TRY IT: The answer must consist of each line below that contains the word "MARS", copied in full.

BEGIN

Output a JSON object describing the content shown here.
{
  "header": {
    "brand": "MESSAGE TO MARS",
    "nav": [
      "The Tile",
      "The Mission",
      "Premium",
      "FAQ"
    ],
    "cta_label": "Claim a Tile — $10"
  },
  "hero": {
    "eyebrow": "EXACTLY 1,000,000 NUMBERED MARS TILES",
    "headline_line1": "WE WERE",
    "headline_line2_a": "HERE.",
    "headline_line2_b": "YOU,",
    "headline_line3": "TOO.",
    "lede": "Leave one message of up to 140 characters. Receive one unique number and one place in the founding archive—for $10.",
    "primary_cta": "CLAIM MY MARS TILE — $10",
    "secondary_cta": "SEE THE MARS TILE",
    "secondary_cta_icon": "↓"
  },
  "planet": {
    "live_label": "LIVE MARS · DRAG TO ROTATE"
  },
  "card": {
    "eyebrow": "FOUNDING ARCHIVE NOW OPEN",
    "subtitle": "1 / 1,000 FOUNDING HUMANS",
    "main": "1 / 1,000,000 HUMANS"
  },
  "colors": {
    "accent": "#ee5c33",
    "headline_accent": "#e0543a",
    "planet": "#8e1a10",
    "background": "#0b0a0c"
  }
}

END

SOLUTION TO THIS EXERCISE:
    "brand": "MESSAGE TO MARS",
    "eyebrow": "EXACTLY 1,000,000 NUMBERED MARS TILES",
    "primary_cta": "CLAIM MY MARS TILE — $10",
    "secondary_cta": "SEE THE MARS TILE",
    "live_label": "LIVE MARS · DRAG TO ROTATE"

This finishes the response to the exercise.